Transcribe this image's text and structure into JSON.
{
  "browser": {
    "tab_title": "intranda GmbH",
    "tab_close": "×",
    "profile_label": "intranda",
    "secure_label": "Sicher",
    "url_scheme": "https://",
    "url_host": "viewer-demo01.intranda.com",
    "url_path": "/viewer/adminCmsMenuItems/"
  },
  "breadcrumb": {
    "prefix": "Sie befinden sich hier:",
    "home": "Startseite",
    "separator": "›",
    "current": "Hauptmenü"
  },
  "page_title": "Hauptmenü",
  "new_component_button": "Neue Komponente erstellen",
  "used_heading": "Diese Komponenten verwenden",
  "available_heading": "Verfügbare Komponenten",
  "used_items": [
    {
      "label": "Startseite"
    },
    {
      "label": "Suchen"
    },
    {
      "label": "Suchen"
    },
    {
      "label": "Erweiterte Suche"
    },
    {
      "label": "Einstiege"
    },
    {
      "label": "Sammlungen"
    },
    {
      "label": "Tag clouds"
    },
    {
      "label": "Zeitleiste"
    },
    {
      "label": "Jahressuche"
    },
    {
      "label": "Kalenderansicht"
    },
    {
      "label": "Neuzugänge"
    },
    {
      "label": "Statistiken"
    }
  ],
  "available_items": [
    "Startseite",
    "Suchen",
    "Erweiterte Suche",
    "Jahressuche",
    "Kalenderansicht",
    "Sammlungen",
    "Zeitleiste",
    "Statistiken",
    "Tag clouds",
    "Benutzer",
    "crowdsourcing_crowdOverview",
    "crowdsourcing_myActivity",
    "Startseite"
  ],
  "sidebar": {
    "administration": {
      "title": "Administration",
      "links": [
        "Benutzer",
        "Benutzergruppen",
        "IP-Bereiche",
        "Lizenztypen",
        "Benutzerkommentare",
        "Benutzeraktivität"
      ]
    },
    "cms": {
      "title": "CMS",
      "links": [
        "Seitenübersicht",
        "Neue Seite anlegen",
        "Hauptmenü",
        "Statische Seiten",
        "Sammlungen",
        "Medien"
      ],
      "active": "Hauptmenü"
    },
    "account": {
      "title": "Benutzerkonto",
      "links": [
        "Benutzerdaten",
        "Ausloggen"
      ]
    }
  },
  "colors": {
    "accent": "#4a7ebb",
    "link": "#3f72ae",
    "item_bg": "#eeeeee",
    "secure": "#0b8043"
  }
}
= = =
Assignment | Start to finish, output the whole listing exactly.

Worked solution |
Transcribe this image's text and structure into JSON.
{
  "browser": {
    "tab_title": "intranda GmbH",
    "tab_close": "×",
    "profile_label": "intranda",
    "secure_label": "Sicher",
    "url_scheme": "https://",
    "url_host": "viewer-demo01.intranda.com",
    "url_path": "/viewer/adminCmsMenuItems/"
  },
  "breadcrumb": {
    "prefix": "Sie befinden sich hier:",
    "home": "Startseite",
    "separator": "›",
    "current": "Hauptmenü"
  },
  "page_title": "Hauptmenü",
  "new_component_button": "Neue Komponente erstellen",
  "used_heading": "Diese Komponenten verwenden",
  "available_heading": "Verfügbare Komponenten",
  "used_items": [
    {
      "label": "Startseite"
    },
    {
      "label": "Suchen"
    },
    {
      "label": "Suchen"
    },
    {
      "label": "Erweiterte Suche"
    },
    {
      "label": "Einstiege"
    },
    {
      "label": "Sammlungen"
    },
    {
      "label": "Tag clouds"
    },
    {
      "label": "Zeitleiste"
    },
    {
      "label": "Jahressuche"
    },
    {
      "label": "Kalenderansicht"
    },
    {
      "label": "Neuzugänge"
    },
    {
      "label": "Statistiken"
    }
  ],
  "available_items": [
    "Startseite",
    "Suchen",
    "Erweiterte Suche",
    "Jahressuche",
    "Kalenderansicht",
    "Sammlungen",
    "Zeitleiste",
    "Statistiken",
    "Tag clouds",
    "Benutzer",
    "crowdsourcing_crowdOverview",
    "crowdsourcing_myActivity",
    "Startseite"
  ],
  "sidebar": {
    "administration": {
      "title": "Administration",
      "links": [
        "Benutzer",
        "Benutzergruppen",
        "IP-Bereiche",
        "Lizenztypen",
        "Benutzerkommentare",
        "Benutzeraktivität"
      ]
    },
    "cms": {
      "title": "CMS",
      "links": [
        "Seitenübersicht",
        "Neue Seite anlegen",
        "Hauptmenü",
        "Statische Seiten",
        "Sammlungen",
        "Medien"
      ],
      "active": "Hauptmenü"
    },
    "account": {
      "title": "Benutzerkonto",
      "links": [
        "Benutzerdaten",
        "Ausloggen"
      ]
    }
  },
  "colors": {
    "accent": "#4a7ebb",
    "link": "#3f72ae",
    "item_bg": "#eeeeee",
    "secure": "#0b8043"
  }
}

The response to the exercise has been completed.